*Problem to work on*
Set the entries below down again, please. Match them exactly.
--- Input material Enclosed Below ---
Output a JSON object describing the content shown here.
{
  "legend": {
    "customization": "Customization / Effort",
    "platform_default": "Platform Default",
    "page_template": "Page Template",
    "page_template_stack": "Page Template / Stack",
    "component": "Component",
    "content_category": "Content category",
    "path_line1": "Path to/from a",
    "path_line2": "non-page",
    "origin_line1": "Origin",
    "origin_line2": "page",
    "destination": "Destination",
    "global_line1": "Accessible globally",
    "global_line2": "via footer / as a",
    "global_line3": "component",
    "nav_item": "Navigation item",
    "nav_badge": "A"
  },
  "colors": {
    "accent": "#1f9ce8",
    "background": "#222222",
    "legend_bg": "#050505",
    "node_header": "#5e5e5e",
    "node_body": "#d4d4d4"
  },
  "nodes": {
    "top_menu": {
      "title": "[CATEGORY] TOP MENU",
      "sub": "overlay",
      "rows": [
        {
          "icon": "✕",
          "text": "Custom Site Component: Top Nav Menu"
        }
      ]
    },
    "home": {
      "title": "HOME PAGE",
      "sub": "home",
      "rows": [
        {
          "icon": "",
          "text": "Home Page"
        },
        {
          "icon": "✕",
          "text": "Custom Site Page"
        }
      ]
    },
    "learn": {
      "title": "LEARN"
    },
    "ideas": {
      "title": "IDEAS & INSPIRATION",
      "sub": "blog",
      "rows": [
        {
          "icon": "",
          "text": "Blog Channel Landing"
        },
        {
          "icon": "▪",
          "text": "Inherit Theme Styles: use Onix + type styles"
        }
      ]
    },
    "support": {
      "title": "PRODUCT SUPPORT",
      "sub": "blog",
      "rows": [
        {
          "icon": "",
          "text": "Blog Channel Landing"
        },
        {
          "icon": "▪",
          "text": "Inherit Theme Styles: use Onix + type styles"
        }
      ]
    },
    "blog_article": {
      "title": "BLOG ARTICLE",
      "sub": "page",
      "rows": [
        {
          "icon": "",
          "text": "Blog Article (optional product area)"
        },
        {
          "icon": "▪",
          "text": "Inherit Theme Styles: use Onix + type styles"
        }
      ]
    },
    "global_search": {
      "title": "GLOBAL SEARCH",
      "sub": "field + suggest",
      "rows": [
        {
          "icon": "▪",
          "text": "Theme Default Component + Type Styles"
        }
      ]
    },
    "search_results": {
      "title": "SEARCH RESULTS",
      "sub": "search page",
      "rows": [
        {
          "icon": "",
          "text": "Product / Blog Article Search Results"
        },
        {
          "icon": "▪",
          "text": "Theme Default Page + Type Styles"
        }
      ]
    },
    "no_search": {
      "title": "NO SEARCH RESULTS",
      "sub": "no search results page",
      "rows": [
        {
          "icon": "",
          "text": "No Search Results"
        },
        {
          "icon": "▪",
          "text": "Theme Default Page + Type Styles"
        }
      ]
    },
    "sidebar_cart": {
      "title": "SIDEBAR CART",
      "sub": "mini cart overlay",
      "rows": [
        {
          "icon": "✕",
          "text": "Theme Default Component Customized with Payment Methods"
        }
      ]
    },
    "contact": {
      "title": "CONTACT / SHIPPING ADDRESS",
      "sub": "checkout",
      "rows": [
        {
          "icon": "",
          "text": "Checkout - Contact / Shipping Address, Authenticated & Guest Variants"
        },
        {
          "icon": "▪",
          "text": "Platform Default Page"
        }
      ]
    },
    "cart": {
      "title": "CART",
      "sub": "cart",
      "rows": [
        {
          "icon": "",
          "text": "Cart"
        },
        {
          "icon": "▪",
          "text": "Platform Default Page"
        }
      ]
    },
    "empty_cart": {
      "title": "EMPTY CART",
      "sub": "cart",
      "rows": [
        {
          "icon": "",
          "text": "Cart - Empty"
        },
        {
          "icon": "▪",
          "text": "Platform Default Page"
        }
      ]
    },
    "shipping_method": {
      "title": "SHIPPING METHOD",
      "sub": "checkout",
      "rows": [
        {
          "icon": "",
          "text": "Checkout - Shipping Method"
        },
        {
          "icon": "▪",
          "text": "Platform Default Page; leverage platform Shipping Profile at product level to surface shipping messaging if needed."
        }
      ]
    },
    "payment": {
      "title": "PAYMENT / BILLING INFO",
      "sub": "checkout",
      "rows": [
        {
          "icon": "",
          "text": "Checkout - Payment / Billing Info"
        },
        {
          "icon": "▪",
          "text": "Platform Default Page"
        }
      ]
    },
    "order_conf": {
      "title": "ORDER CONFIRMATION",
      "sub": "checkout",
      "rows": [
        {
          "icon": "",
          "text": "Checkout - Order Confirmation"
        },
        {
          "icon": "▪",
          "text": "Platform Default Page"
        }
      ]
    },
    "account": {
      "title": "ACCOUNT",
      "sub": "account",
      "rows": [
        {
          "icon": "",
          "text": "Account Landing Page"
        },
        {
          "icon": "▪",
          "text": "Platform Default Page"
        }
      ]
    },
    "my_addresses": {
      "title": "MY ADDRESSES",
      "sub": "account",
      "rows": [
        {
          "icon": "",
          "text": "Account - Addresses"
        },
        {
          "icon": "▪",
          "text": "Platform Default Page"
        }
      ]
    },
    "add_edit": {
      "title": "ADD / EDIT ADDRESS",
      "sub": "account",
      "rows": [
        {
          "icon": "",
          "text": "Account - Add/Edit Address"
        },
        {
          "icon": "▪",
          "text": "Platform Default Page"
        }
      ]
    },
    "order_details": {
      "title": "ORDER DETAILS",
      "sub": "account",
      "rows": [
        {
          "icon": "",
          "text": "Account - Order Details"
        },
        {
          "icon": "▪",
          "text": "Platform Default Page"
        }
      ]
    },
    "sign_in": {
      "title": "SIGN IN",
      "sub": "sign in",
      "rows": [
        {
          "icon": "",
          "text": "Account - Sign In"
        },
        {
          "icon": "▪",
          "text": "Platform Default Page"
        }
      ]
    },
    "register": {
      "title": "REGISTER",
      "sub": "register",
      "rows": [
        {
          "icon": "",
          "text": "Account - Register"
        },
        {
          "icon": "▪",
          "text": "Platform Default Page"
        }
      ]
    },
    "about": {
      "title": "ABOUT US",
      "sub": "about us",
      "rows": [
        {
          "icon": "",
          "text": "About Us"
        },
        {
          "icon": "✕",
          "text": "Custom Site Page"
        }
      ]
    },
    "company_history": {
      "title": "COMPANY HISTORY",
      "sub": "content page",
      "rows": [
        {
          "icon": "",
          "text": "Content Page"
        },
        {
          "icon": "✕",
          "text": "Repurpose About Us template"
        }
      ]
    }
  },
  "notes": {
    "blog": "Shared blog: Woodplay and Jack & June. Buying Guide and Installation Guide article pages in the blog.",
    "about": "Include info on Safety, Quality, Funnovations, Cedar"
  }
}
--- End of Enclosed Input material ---
*Solution to the exercise*
Output a JSON object describing the content shown here.
{
  "legend": {
    "customization": "Customization / Effort",
    "platform_default": "Platform Default",
    "page_template": "Page Template",
    "page_template_stack": "Page Template / Stack",
    "component": "Component",
    "content_category": "Content category",
    "path_line1": "Path to/from a",
    "path_line2": "non-page",
    "origin_line1": "Origin",
    "origin_line2": "page",
    "destination": "Destination",
    "global_line1": "Accessible globally",
    "global_line2": "via footer / as a",
    "global_line3": "component",
    "nav_item": "Navigation item",
    "nav_badge": "A"
  },
  "colors": {
    "accent": "#1f9ce8",
    "background": "#222222",
    "legend_bg": "#050505",
    "node_header": "#5e5e5e",
    "node_body": "#d4d4d4"
  },
  "nodes": {
    "top_menu": {
      "title": "[CATEGORY] TOP MENU",
      "sub": "overlay",
      "rows": [
        {
          "icon": "✕",
          "text": "Custom Site Component: Top Nav Menu"
        }
      ]
    },
    "home": {
      "title": "HOME PAGE",
      "sub": "home",
      "rows": [
        {
          "icon": "",
          "text": "Home Page"
        },
        {
          "icon": "✕",
          "text": "Custom Site Page"
        }
      ]
    },
    "learn": {
      "title": "LEARN"
    },
    "ideas": {
      "title": "IDEAS & INSPIRATION",
      "sub": "blog",
      "rows": [
        {
          "icon": "",
          "text": "Blog Channel Landing"
        },
        {
          "icon": "▪",
          "text": "Inherit Theme Styles: use Onix + type styles"
        }
      ]
    },
    "support": {
      "title": "PRODUCT SUPPORT",
      "sub": "blog",
      "rows": [
        {
          "icon": "",
          "text": "Blog Channel Landing"
        },
        {
          "icon": "▪",
          "text": "Inherit Theme Styles: use Onix + type styles"
        }
      ]
    },
    "blog_article": {
      "title": "BLOG ARTICLE",
      "sub": "page",
      "rows": [
        {
          "icon": "",
          "text": "Blog Article (optional product area)"
        },
        {
          "icon": "▪",
          "text": "Inherit Theme Styles: use Onix + type styles"
        }
      ]
    },
    "global_search": {
      "title": "GLOBAL SEARCH",
      "sub": "field + suggest",
      "rows": [
        {
          "icon": "▪",
          "text": "Theme Default Component + Type Styles"
        }
      ]
    },
    "search_results": {
      "title": "SEARCH RESULTS",
      "sub": "search page",
      "rows": [
        {
          "icon": "",
          "text": "Product / Blog Article Search Results"
        },
        {
          "icon": "▪",
          "text": "Theme Default Page + Type Styles"
        }
      ]
    },
    "no_search": {
      "title": "NO SEARCH RESULTS",
      "sub": "no search results page",
      "rows": [
        {
          "icon": "",
          "text": "No Search Results"
        },
        {
          "icon": "▪",
          "text": "Theme Default Page + Type Styles"
        }
      ]
    },
    "sidebar_cart": {
      "title": "SIDEBAR CART",
      "sub": "mini cart overlay",
      "rows": [
        {
          "icon": "✕",
          "text": "Theme Default Component Customized with Payment Methods"
        }
      ]
    },
    "contact": {
      "title": "CONTACT / SHIPPING ADDRESS",
      "sub": "checkout",
      "rows": [
        {
          "icon": "",
          "text": "Checkout - Contact / Shipping Address, Authenticated & Guest Variants"
        },
        {
          "icon": "▪",
          "text": "Platform Default Page"
        }
      ]
    },
    "cart": {
      "title": "CART",
      "sub": "cart",
      "rows": [
        {
          "icon": "",
          "text": "Cart"
        },
        {
          "icon": "▪",
          "text": "Platform Default Page"
        }
      ]
    },
    "empty_cart": {
      "title": "EMPTY CART",
      "sub": "cart",
      "rows": [
        {
          "icon": "",
          "text": "Cart - Empty"
        },
        {
          "icon": "▪",
          "text": "Platform Default Page"
        }
      ]
    },
    "shipping_method": {
      "title": "SHIPPING METHOD",
      "sub": "checkout",
      "rows": [
        {
          "icon": "",
          "text": "Checkout - Shipping Method"
        },
        {
          "icon": "▪",
          "text": "Platform Default Page; leverage platform Shipping Profile at product level to surface shipping messaging if needed."
        }
      ]
    },
    "payment": {
      "title": "PAYMENT / BILLING INFO",
      "sub": "checkout",
      "rows": [
        {
          "icon": "",
          "text": "Checkout - Payment / Billing Info"
        },
        {
          "icon": "▪",
          "text": "Platform Default Page"
        }
      ]
    },
    "order_conf": {
      "title": "ORDER CONFIRMATION",
      "sub": "checkout",
      "rows": [
        {
          "icon": "",
          "text": "Checkout - Order Confirmation"
        },
        {
          "icon": "▪",
          "text": "Platform Default Page"
        }
      ]
    },
    "account": {
      "title": "ACCOUNT",
      "sub": "account",
      "rows": [
        {
          "icon": "",
          "text": "Account Landing Page"
        },
        {
          "icon": "▪",
          "text": "Platform Default Page"
        }
      ]
    },
    "my_addresses": {
      "title": "MY ADDRESSES",
      "sub": "account",
      "rows": [
        {
          "icon": "",
          "text": "Account - Addresses"
        },
        {
          "icon": "▪",
          "text": "Platform Default Page"
        }
      ]
    },
    "add_edit": {
      "title": "ADD / EDIT ADDRESS",
      "sub": "account",
      "rows": [
        {
          "icon": "",
          "text": "Account - Add/Edit Address"
        },
        {
          "icon": "▪",
          "text": "Platform Default Page"
        }
      ]
    },
    "order_details": {
      "title": "ORDER DETAILS",
      "sub": "account",
      "rows": [
        {
          "icon": "",
          "text": "Account - Order Details"
        },
        {
          "icon": "▪",
          "text": "Platform Default Page"
        }
      ]
    },
    "sign_in": {
      "title": "SIGN IN",
      "sub": "sign in",
      "rows": [
        {
          "icon": "",
          "text": "Account - Sign In"
        },
        {
          "icon": "▪",
          "text": "Platform Default Page"
        }
      ]
    },
    "register": {
      "title": "REGISTER",
      "sub": "register",
      "rows": [
        {
          "icon": "",
          "text": "Account - Register"
        },
        {
          "icon": "▪",
          "text": "Platform Default Page"
        }
      ]
    },
    "about": {
      "title": "ABOUT US",
      "sub": "about us",
      "rows": [
        {
          "icon": "",
          "text": "About Us"
        },
        {
          "icon": "✕",
          "text": "Custom Site Page"
        }
      ]
    },
    "company_history": {
      "title": "COMPANY HISTORY",
      "sub": "content page",
      "rows": [
        {
          "icon": "",
          "text": "Content Page"
        },
        {
          "icon": "✕",
          "text": "Repurpose About Us template"
        }
      ]
    }
  },
  "notes": {
    "blog": "Shared blog: Woodplay and Jack & June. Buying Guide and Installation Guide article pages in the blog.",
    "about": "Include info on Safety, Quality, Funnovations, Cedar"
  }
}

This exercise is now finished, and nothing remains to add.